-Pour into a lovely glass and serve with a slice of some fruit to make it fancy.

Wednesday, May 11, 2011

Food Trucks, Please Come to Western Mass -- Korean Beef Bulgogi


If you've been reading this for a while, you may remember my little jaunt over to the west coast for my first ever trip to Los Angeles. On my to-do list were way too many things to complete in just five days. Sadly, tracking down the Koji truck was one of the list items that did not get completed. In fact, none of the food I ate came from a truck (though I did have some excellent fast food).

Step one, make the sauces: one for the marinade,
one for the slaw

Aside from the Herrell's Magic Truck, Western Mass is seriously lacking in the vehicle-food department, so it doesn't look like I'll be buying any Korean-Mexican-Fusion food anytime soon. That's why I'm thrilled that Andrea over at Can You Stay For Dinner had such an excellent, EASY recipe in her archives! I've gushed about her blog before, and made at least five of her recipes, but I can't remember if I've actually blogged one.

Chop veggies for slaw
Seriously it's so simple, it tastes fresh and summery and if I close my eyes and think real hard I can almost feel that California sunshine on my face again. I will return to you, someday...

Marinade beef, grill beef to medium rare, slice beef
This recipe is pretty much the same exact thing she came up with, so all credit goes to her. In fact, go to her recipe because I don't feel 100% comfortable posting it verbatim, heh. So go here please and cook these amazing Korean taco things! The only adjustments I made were adding red onions and lime juice to the slaw, and subbing in yellow peppers for some added color--it's a rainbow of a slaw, I wish I had a better camera on hand to do it justice.

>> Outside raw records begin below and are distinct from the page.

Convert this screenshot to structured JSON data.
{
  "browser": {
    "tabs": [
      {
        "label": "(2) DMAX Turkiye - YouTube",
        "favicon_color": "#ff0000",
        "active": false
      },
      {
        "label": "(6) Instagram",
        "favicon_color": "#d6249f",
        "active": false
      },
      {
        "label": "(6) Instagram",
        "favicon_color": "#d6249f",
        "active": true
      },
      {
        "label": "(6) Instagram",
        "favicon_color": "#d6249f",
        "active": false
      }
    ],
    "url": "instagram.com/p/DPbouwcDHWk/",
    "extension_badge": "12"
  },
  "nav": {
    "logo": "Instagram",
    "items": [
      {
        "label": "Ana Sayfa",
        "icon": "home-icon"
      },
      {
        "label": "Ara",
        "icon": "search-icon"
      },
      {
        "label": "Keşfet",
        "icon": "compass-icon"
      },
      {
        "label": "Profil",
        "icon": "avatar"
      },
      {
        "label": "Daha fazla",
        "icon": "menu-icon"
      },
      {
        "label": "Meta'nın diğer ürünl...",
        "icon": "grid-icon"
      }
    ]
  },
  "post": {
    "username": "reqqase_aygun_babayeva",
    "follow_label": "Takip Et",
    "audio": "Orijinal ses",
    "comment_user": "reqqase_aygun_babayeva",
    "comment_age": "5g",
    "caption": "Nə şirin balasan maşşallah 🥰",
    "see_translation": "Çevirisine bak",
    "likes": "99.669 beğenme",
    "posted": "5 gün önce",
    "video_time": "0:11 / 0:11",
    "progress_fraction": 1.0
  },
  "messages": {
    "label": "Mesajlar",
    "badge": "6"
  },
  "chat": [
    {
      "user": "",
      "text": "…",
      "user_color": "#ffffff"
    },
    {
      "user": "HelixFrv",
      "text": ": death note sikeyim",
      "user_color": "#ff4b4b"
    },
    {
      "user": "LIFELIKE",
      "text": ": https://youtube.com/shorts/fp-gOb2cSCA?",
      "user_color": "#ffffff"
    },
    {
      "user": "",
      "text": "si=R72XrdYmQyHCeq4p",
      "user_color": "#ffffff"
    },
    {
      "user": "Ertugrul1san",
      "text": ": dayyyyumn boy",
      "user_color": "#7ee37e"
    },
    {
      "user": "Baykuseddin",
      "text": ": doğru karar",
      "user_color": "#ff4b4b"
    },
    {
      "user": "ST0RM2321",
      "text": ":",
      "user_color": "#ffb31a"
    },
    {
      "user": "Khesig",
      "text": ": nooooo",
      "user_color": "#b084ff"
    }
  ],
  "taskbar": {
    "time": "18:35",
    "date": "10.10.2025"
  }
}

These are absolutely flavorful with just the right amount of spice--and I love spice.

After chilling slaw, assemble tacos

Enjoy the pics... they were deeelicious.


Also, much thanks to my lovely boyfriend for helping with the grilling :)